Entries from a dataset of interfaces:
══════════════════════════════

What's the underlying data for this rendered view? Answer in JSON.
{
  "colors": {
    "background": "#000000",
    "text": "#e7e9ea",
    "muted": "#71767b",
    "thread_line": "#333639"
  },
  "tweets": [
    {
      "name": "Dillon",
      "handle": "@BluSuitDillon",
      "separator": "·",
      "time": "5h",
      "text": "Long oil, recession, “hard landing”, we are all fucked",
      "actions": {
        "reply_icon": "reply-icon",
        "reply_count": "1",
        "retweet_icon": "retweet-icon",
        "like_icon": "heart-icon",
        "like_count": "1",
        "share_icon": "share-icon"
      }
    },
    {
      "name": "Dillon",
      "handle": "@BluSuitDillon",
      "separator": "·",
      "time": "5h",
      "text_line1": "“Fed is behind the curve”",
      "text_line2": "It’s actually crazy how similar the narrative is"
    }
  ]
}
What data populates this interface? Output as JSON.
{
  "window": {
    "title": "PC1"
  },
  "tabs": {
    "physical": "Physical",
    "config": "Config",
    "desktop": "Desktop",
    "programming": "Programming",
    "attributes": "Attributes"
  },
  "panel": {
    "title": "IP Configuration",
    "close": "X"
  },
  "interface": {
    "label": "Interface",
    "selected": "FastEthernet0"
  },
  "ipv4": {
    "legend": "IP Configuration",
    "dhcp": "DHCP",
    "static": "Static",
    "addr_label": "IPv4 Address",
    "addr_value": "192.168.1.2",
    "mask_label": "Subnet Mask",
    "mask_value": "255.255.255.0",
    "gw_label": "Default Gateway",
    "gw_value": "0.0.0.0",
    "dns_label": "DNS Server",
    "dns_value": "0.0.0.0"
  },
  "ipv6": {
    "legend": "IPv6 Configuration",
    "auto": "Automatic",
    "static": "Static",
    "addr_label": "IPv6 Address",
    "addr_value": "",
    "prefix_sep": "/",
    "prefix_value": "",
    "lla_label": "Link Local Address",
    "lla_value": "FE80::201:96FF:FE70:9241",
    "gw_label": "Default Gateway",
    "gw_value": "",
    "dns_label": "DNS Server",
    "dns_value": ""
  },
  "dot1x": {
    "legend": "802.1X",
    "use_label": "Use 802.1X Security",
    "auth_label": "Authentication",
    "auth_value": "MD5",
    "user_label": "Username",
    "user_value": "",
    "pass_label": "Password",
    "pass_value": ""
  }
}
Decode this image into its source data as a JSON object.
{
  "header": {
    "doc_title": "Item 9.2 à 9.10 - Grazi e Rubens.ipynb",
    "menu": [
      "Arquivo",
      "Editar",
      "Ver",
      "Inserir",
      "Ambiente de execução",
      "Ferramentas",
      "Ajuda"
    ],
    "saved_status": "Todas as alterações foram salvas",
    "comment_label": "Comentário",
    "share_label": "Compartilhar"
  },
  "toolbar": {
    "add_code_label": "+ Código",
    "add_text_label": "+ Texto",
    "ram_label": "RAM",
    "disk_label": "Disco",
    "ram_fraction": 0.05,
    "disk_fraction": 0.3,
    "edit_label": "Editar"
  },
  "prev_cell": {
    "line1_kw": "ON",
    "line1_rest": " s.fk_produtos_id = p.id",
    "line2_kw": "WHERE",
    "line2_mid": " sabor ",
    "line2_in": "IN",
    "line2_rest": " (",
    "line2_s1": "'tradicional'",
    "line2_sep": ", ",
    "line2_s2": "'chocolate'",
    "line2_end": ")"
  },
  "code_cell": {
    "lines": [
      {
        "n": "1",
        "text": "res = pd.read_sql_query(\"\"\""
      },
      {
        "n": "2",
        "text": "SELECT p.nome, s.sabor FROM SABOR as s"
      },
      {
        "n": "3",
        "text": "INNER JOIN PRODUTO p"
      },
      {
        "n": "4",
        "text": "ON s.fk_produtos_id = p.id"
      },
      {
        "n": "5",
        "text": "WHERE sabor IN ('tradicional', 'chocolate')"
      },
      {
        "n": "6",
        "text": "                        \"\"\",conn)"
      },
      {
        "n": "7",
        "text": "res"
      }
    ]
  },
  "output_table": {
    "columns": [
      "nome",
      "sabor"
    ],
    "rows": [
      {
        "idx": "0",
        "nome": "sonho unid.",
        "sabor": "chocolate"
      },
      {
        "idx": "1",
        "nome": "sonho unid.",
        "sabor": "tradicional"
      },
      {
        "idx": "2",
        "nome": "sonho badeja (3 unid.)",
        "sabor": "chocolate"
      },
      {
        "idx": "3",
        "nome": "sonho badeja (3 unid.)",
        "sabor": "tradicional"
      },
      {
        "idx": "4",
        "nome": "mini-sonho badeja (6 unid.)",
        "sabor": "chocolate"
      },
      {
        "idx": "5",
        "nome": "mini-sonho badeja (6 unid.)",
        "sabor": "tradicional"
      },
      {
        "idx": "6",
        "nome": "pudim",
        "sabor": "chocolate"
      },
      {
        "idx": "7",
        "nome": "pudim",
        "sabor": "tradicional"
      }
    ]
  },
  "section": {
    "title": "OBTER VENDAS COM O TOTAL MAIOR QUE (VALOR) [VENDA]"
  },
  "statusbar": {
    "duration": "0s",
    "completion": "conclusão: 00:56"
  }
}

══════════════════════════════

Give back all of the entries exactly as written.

What's the underlying data for this rendered view? Answer in JSON.
{
  "colors": {
    "background": "#000000",
    "text": "#e7e9ea",
    "muted": "#71767b",
    "thread_line": "#333639"
  },
  "tweets": [
    {
      "name": "Dillon",
      "handle": "@BluSuitDillon",
      "separator": "·",
      "time": "5h",
      "text": "Long oil, recession, “hard landing”, we are all fucked",
      "actions": {
        "reply_icon": "reply-icon",
        "reply_count": "1",
        "retweet_icon": "retweet-icon",
        "like_icon": "heart-icon",
        "like_count": "1",
        "share_icon": "share-icon"
      }
    },
    {
      "name": "Dillon",
      "handle": "@BluSuitDillon",
      "separator": "·",
      "time": "5h",
      "text_line1": "“Fed is behind the curve”",
      "text_line2": "It’s actually crazy how similar the narrative is"
    }
  ]
}
What data populates this interface? Output as JSON.
{
  "window": {
    "title": "PC1"
  },
  "tabs": {
    "physical": "Physical",
    "config": "Config",
    "desktop": "Desktop",
    "programming": "Programming",
    "attributes": "Attributes"
  },
  "panel": {
    "title": "IP Configuration",
    "close": "X"
  },
  "interface": {
    "label": "Interface",
    "selected": "FastEthernet0"
  },
  "ipv4": {
    "legend": "IP Configuration",
    "dhcp": "DHCP",
    "static": "Static",
    "addr_label": "IPv4 Address",
    "addr_value": "192.168.1.2",
    "mask_label": "Subnet Mask",
    "mask_value": "255.255.255.0",
    "gw_label": "Default Gateway",
    "gw_value": "0.0.0.0",
    "dns_label": "DNS Server",
    "dns_value": "0.0.0.0"
  },
  "ipv6": {
    "legend": "IPv6 Configuration",
    "auto": "Automatic",
    "static": "Static",
    "addr_label": "IPv6 Address",
    "addr_value": "",
    "prefix_sep": "/",
    "prefix_value": "",
    "lla_label": "Link Local Address",
    "lla_value": "FE80::201:96FF:FE70:9241",
    "gw_label": "Default Gateway",
    "gw_value": "",
    "dns_label": "DNS Server",
    "dns_value": ""
  },
  "dot1x": {
    "legend": "802.1X",
    "use_label": "Use 802.1X Security",
    "auth_label": "Authentication",
    "auth_value": "MD5",
    "user_label": "Username",
    "user_value": "",
    "pass_label": "Password",
    "pass_value": ""
  }
}
Decode this image into its source data as a JSON object.
{
  "header": {
    "doc_title": "Item 9.2 à 9.10 - Grazi e Rubens.ipynb",
    "menu": [
      "Arquivo",
      "Editar",
      "Ver",
      "Inserir",
      "Ambiente de execução",
      "Ferramentas",
      "Ajuda"
    ],
    "saved_status": "Todas as alterações foram salvas",
    "comment_label": "Comentário",
    "share_label": "Compartilhar"
  },
  "toolbar": {
    "add_code_label": "+ Código",
    "add_text_label": "+ Texto",
    "ram_label": "RAM",
    "disk_label": "Disco",
    "ram_fraction": 0.05,
    "disk_fraction": 0.3,
    "edit_label": "Editar"
  },
  "prev_cell": {
    "line1_kw": "ON",
    "line1_rest": " s.fk_produtos_id = p.id",
    "line2_kw": "WHERE",
    "line2_mid": " sabor ",
    "line2_in": "IN",
    "line2_rest": " (",
    "line2_s1": "'tradicional'",
    "line2_sep": ", ",
    "line2_s2": "'chocolate'",
    "line2_end": ")"
  },
  "code_cell": {
    "lines": [
      {
        "n": "1",
        "text": "res = pd.read_sql_query(\"\"\""
      },
      {
        "n": "2",
        "text": "SELECT p.nome, s.sabor FROM SABOR as s"
      },
      {
        "n": "3",
        "text": "INNER JOIN PRODUTO p"
      },
      {
        "n": "4",
        "text": "ON s.fk_produtos_id = p.id"
      },
      {
        "n": "5",
        "text": "WHERE sabor IN ('tradicional', 'chocolate')"
      },
      {
        "n": "6",
        "text": "                        \"\"\",conn)"
      },
      {
        "n": "7",
        "text": "res"
      }
    ]
  },
  "output_table": {
    "columns": [
      "nome",
      "sabor"
    ],
    "rows": [
      {
        "idx": "0",
        "nome": "sonho unid.",
        "sabor": "chocolate"
      },
      {
        "idx": "1",
        "nome": "sonho unid.",
        "sabor": "tradicional"
      },
      {
        "idx": "2",
        "nome": "sonho badeja (3 unid.)",
        "sabor": "chocolate"
      },
      {
        "idx": "3",
        "nome": "sonho badeja (3 unid.)",
        "sabor": "tradicional"
      },
      {
        "idx": "4",
        "nome": "mini-sonho badeja (6 unid.)",
        "sabor": "chocolate"
      },
      {
        "idx": "5",
        "nome": "mini-sonho badeja (6 unid.)",
        "sabor": "tradicional"
      },
      {
        "idx": "6",
        "nome": "pudim",
        "sabor": "chocolate"
      },
      {
        "idx": "7",
        "nome": "pudim",
        "sabor": "tradicional"
      }
    ]
  },
  "section": {
    "title": "OBTER VENDAS COM O TOTAL MAIOR QUE (VALOR) [VENDA]"
  },
  "statusbar": {
    "duration": "0s",
    "completion": "conclusão: 00:56"
  }
}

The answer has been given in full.